This concerns the sevenfold increase of the tax unexpectedly introduced on property investment companies (AEEAP) in mid-2016, and as proven in multiple similar cases, the increase in taxation generates economic losses that are many times greater due to the containment of potential investments.
Speaking to Kathimerini, sector officials have described a failed intervention in one of the economy’s most dynamic markets in the last 18 months. In June 2016 the government decided to hike the tax rate on the entire set of AEEAP assets (properties and deposits) from 0.105 to 0.75 percent per annum. There was also an increase in the supplementary property tax, imposed on top of the Single Property Tax (ENFIA) for the properties that AEEAP firms utilize, amounting to 0.55 percent from 0.25 percent previously.

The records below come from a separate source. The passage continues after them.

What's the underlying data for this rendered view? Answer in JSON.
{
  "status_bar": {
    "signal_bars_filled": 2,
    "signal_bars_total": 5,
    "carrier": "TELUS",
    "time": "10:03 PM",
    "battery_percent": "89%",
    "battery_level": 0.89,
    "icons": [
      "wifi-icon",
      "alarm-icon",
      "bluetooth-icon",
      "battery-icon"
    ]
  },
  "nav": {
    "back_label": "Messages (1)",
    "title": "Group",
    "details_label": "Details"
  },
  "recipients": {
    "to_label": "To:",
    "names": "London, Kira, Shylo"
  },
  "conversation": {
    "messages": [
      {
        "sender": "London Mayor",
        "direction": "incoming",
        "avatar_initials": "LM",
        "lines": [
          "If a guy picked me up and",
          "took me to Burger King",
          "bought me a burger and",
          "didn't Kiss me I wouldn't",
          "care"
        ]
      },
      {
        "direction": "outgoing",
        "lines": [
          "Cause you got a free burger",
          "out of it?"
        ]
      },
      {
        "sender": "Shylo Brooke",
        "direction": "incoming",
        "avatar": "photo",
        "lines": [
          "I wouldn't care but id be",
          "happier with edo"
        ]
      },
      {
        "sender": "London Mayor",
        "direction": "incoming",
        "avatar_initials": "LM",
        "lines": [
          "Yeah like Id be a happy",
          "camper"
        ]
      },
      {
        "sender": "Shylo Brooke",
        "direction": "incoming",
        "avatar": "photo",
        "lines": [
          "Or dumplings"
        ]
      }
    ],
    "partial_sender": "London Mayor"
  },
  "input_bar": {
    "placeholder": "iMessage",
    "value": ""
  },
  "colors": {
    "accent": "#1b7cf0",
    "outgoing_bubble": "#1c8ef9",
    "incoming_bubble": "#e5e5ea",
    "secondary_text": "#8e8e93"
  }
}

“If we had the tax framework we had up to mid-2016, considerable liquidity would have flowed into the Greek real estate sector,” Giorgos Chrysikos, managing director at Grivalia Properties, commented. “After two decades of AEEAP operation in Greece the value of their portfolios has come to 3 billion euros, while Spain has seen over 15 billion in investment in just four years,” he adds.